Sebastopol resident Phil Van Soelen has no qualms about yanking out a plant that fails to thrive or doesn't blend with the aesthetic he's trying to create in his garden.

Although their brilliant yellow color heralds spring's arrival, Van Soelen has been removing clumps of non-native daffodils that don't please him any longer. Over the years, he's also removed crab apple and sycamore trees, and he often leaves prominent tree stumps in the garden because they're visually satisfying to him.

As a longtime horticulturist, native-plant aficionado and artist, Van Soelen views his long, narrow garden as an evolving work-in-progress. One of his primary motivations is to see which California native plants will flourish, but he's also aiming to achieve a beautiful and soothing personal space in front of his home near downtown.

Van Soelen, who majored in environmental studies at Sonoma State University, purchased a modest home and bare land in 1978, and has been working since then to cultivate the feeling of country property in town.

He gradually created a meadow of native plants and turned a drainage ditch into a seasonal stream. He's incorporated stone posts with holes drilled into them, known as Kansas fence posts, as garden ornaments that support vines and other plants, and has pushed dirt into mounded beds to give a sense of naturally undulating earth in his gently sloped yard.

Van Soelen is co-owner of California Flora Nursery in Fulton, which specializes in California native plants, and he uses his personal garden, which measures 150 by 75 feet, as a test area for plants that customers might appreciate and find successful in their own gardens. He's inspired by what viscerally appeals to him, and the discovery of unusual textures and forms is often more important to him than big bold drifts of color.

While he promotes native plants as his occupation, he's not evangelical about it, and among the native redbud, trillium, Sonoma sage, dogwood and coffeeberry, Van Soelen has non-natives, such as a Southwestern yucca grown from seed, and Asian pear, persimmon and Gravenstein apple trees.

"There are two ways to look at the garden: like a painting with plants and as a collection, like a botanic garden.

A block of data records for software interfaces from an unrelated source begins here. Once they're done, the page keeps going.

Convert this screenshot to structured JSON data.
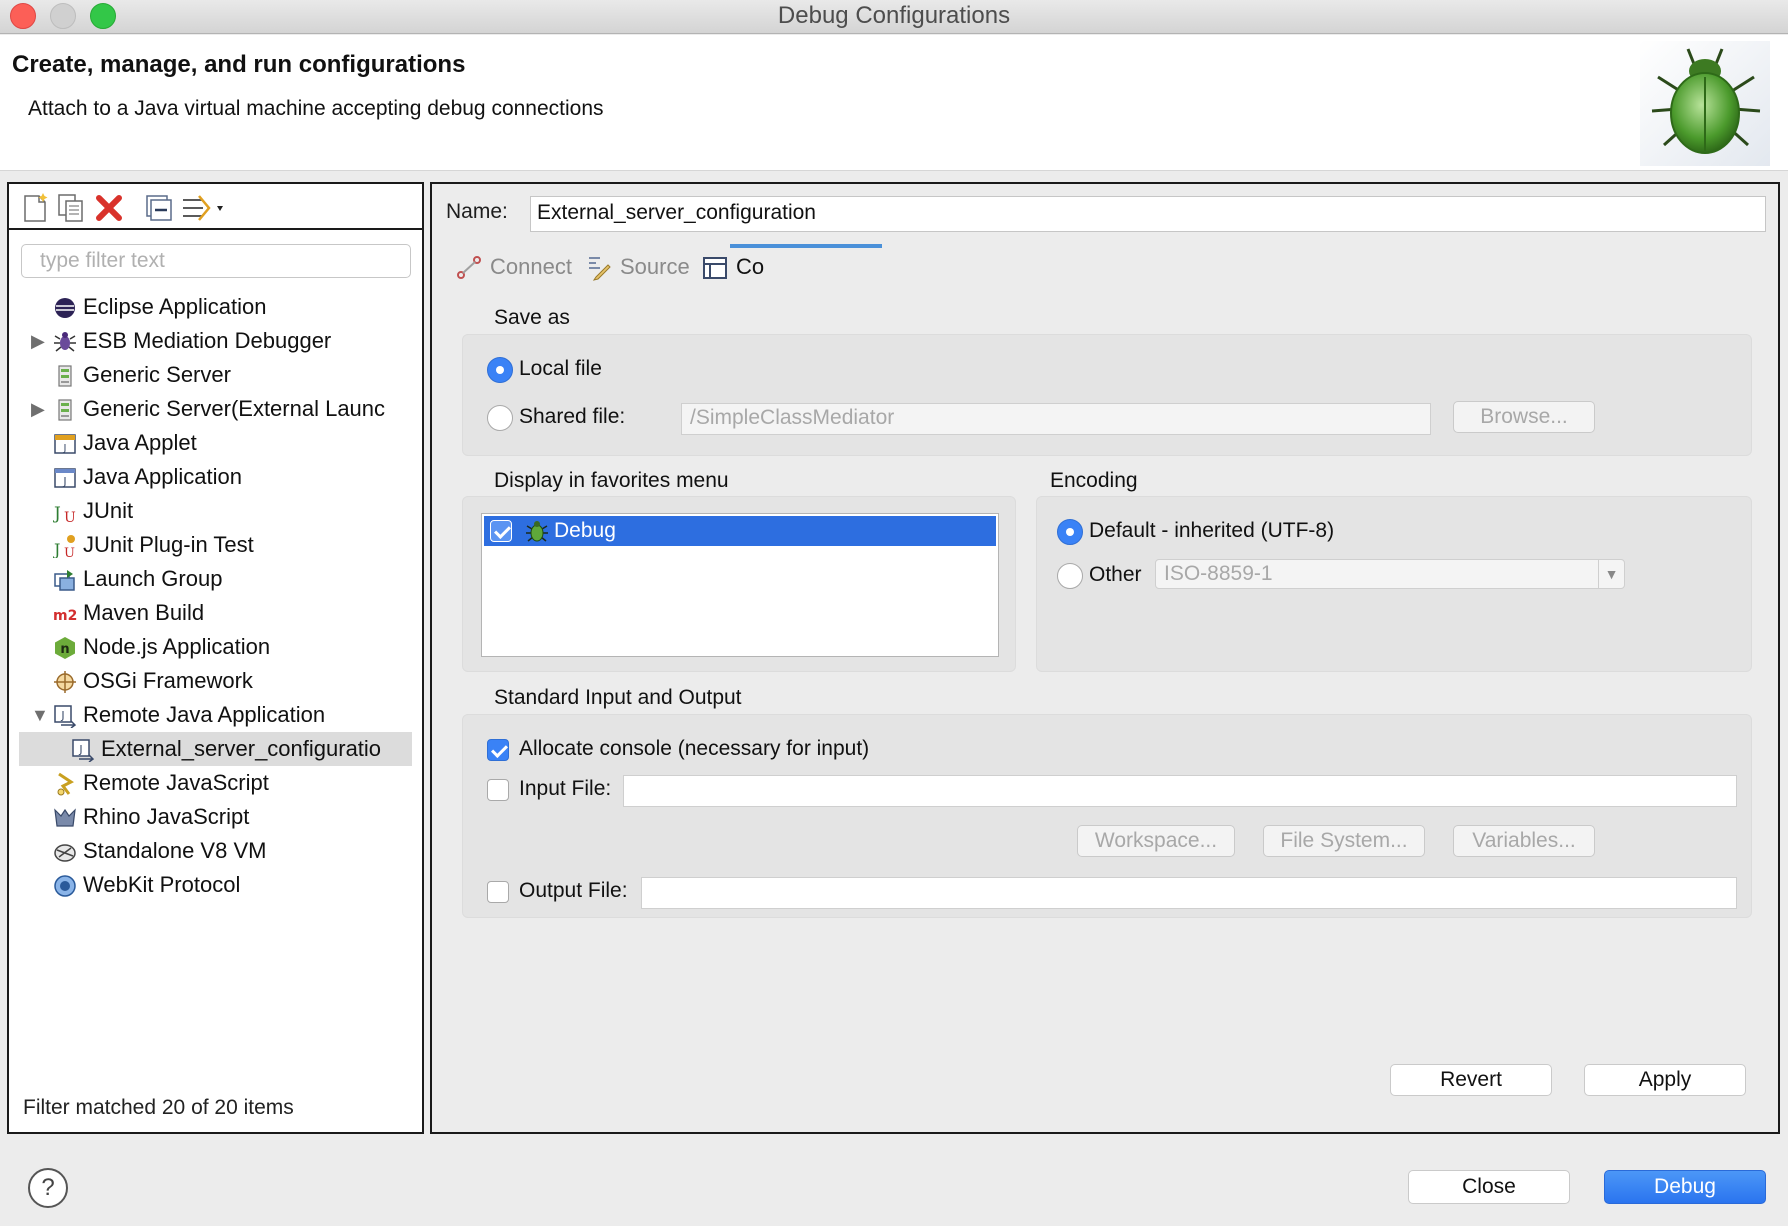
{
  "window": {
    "title": "Debug Configurations"
  },
  "header": {
    "title": "Create, manage, and run configurations",
    "subtitle": "Attach to a Java virtual machine accepting debug connections",
    "logo_icon": "bug-logo-icon"
  },
  "left": {
    "toolbar": [
      "new-config-icon",
      "duplicate-icon",
      "delete-icon",
      "collapse-all-icon",
      "filter-icon"
    ],
    "filter_placeholder": "type filter text",
    "tree": [
      {
        "label": "Eclipse Application",
        "icon": "eclipse-icon",
        "expandable": false,
        "expanded": false,
        "level": 0
      },
      {
        "label": "ESB Mediation Debugger",
        "icon": "bug-icon",
        "expandable": true,
        "expanded": false,
        "level": 0
      },
      {
        "label": "Generic Server",
        "icon": "server-icon",
        "expandable": false,
        "expanded": false,
        "level": 0
      },
      {
        "label": "Generic Server(External Launc",
        "icon": "server-icon",
        "expandable": true,
        "expanded": false,
        "level": 0
      },
      {
        "label": "Java Applet",
        "icon": "applet-icon",
        "expandable": false,
        "expanded": false,
        "level": 0
      },
      {
        "label": "Java Application",
        "icon": "java-app-icon",
        "expandable": false,
        "expanded": false,
        "level": 0
      },
      {
        "label": "JUnit",
        "icon": "junit-icon",
        "expandable": false,
        "expanded": false,
        "level": 0
      },
      {
        "label": "JUnit Plug-in Test",
        "icon": "junit-plugin-icon",
        "expandable": false,
        "expanded": false,
        "level": 0
      },
      {
        "label": "Launch Group",
        "icon": "launch-group-icon",
        "expandable": false,
        "expanded": false,
        "level": 0
      },
      {
        "label": "Maven Build",
        "icon": "maven-icon",
        "expandable": false,
        "expanded": false,
        "level": 0
      },
      {
        "label": "Node.js Application",
        "icon": "nodejs-icon",
        "expandable": false,
        "expanded": false,
        "level": 0
      },
      {
        "label": "OSGi Framework",
        "icon": "osgi-icon",
        "expandable": false,
        "expanded": false,
        "level": 0
      },
      {
        "label": "Remote Java Application",
        "icon": "remote-java-icon",
        "expandable": true,
        "expanded": true,
        "level": 0
      },
      {
        "label": "External_server_configuratio",
        "icon": "remote-java-icon",
        "expandable": false,
        "expanded": false,
        "level": 1,
        "selected": true
      },
      {
        "label": "Remote JavaScript",
        "icon": "remote-js-icon",
        "expandable": false,
        "expanded": false,
        "level": 0
      },
      {
        "label": "Rhino JavaScript",
        "icon": "rhino-icon",
        "expandable": false,
        "expanded": false,
        "level": 0
      },
      {
        "label": "Standalone V8 VM",
        "icon": "v8-icon",
        "expandable": false,
        "expanded": false,
        "level": 0
      },
      {
        "label": "WebKit Protocol",
        "icon": "webkit-icon",
        "expandable": false,
        "expanded": false,
        "level": 0
      }
    ],
    "status": "Filter matched 20 of 20 items"
  },
  "right": {
    "name_label": "Name:",
    "name_value": "External_server_configuration",
    "tabs": [
      {
        "label": "Connect",
        "icon": "connect-icon",
        "active": false
      },
      {
        "label": "Source",
        "icon": "source-icon",
        "active": false
      },
      {
        "label": "Co",
        "icon": "common-icon",
        "active": true
      }
    ],
    "save_as": {
      "label": "Save as",
      "local_label": "Local file",
      "shared_label": "Shared file:",
      "shared_value": "/SimpleClassMediator",
      "browse_label": "Browse...",
      "selected": "local"
    },
    "favorites": {
      "label": "Display in favorites menu",
      "items": [
        {
          "label": "Debug",
          "checked": true,
          "icon": "debug-bug-icon"
        }
      ]
    },
    "encoding": {
      "label": "Encoding",
      "default_label": "Default - inherited (UTF-8)",
      "other_label": "Other",
      "other_value": "ISO-8859-1",
      "selected": "default"
    },
    "std_io": {
      "label": "Standard Input and Output",
      "allocate_label": "Allocate console (necessary for input)",
      "allocate_checked": true,
      "input_label": "Input File:",
      "input_checked": false,
      "input_value": "",
      "workspace_label": "Workspace...",
      "filesystem_label": "File System...",
      "variables_label": "Variables...",
      "output_label": "Output File:",
      "output_checked": false,
      "output_value": ""
    },
    "revert_label": "Revert",
    "apply_label": "Apply"
  },
  "footer": {
    "help_icon": "help-icon",
    "help_glyph": "?",
    "close_label": "Close",
    "debug_label": "Debug"
  },
  "colors": {
    "accent": "#3a82f6",
    "selection": "#2d6ee0",
    "tab_underline": "#4a90d9"
  }
}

I try to combine them and err on the side of diversity. I'm an artist, and the aesthetic is important," he said.

"I know people respond to a lot of flower color, but it can be really jarring. I like the calmness of natural nature, and it's more emotionally satisfying," Van Soelen said. "My goal is not to fill the garden with color. My concern is creating a soothing personal space."

Van Soelen is intrigued by upright and prostrate manzanita plants, and estimates he has 100 varieties in his garden. It's far too many manzanita to remember their individual characteristics, so he makes written observations in a notebook to keep track of them.

"My interest in manzanita has gradually evolved. There is so much variation, and Sonoma County is one of the richest areas, with six rare ones here," said Van Soelen, noting that Marin and Napa counties also have a rich diversity of manzanitas.

Unlike many area residents who are constantly waging battle against gophers and moles, Van Soelen doesn't have a problem with them in his yard. One of his biggest challenges is invasive grasses and weeds that habitually appear in the garden.

"One of the things that is fun with the nursery is to see something in the wild I'm interested in and take a few tip cuttings and root them up for the nursery. I appreciate beauty, and in a low-impact way am obtaining genetic materials," said Van Soelen, who will take clippers, a plastic bag and an ice chest when he roams around the county to preserve plant cuttings he finds.

"There are some areas I return to over and over again where road crews whack back the natives and non-natives grow up," he said.

By using native plants that are well acclimated to the area, Van Soelen doesn't need to do much watering and relies primarily on occasional manual watering to provide the moisture needed in his garden. Native plants also don't need supplemental fertilizer, Van Soelen said, and the mulch he uses comes from decomposing leaves on the property.

"Most of the garden doesn't get summer water. One of my goals is to plant things that will establish and need little care," he said.

He recognizes that many gardeners don't fully appreciate the virtues of native plants, but says that in recent years when rainfall has been scarce, consumers are increasingly interested in plants that don't require much water.

"I want people to come to it because they love it. Natives are totally lovable but you need to figure it out. You've got to learn to love it," he said.